(WORK TO COMPLETE):
What is needed is every line of the data that includes the word "true". Please copy each one.
[SOURCE INFORMATION]
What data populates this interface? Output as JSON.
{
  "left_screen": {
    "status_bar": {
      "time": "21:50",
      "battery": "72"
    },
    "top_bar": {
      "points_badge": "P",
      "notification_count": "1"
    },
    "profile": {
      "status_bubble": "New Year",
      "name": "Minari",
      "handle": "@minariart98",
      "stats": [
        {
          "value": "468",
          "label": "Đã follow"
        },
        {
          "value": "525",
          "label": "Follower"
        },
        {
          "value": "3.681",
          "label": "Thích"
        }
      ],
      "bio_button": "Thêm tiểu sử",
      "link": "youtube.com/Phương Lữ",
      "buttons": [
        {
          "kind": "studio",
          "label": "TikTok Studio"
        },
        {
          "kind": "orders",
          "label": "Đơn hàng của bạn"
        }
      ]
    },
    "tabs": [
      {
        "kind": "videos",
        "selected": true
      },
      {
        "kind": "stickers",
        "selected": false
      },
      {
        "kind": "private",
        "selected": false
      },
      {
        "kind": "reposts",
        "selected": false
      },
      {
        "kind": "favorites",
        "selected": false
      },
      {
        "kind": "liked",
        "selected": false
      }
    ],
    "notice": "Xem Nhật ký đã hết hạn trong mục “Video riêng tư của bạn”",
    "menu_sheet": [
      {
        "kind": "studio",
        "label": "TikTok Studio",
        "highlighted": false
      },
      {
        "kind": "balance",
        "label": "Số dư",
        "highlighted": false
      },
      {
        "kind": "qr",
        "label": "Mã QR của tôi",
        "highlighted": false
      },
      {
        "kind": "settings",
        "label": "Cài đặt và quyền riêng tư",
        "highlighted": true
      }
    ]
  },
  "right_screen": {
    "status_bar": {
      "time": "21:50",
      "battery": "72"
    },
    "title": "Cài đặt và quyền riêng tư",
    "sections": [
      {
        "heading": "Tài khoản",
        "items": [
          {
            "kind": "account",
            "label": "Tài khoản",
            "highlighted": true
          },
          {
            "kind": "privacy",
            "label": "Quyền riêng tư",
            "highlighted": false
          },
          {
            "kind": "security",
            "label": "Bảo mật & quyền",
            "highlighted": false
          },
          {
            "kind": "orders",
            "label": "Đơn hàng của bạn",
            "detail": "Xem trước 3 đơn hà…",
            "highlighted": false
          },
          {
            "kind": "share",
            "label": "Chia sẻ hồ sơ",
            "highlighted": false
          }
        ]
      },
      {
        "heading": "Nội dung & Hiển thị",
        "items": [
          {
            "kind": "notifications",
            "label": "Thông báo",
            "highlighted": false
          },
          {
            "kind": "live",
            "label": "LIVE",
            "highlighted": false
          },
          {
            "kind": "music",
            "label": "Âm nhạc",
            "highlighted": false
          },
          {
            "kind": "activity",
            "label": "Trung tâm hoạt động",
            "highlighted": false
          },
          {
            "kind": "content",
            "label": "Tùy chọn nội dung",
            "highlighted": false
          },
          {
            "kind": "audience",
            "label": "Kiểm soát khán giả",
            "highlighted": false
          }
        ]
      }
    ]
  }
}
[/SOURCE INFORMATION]
(REPLY TO THE TASK):
        "selected": true
        "highlighted": true
            "highlighted": true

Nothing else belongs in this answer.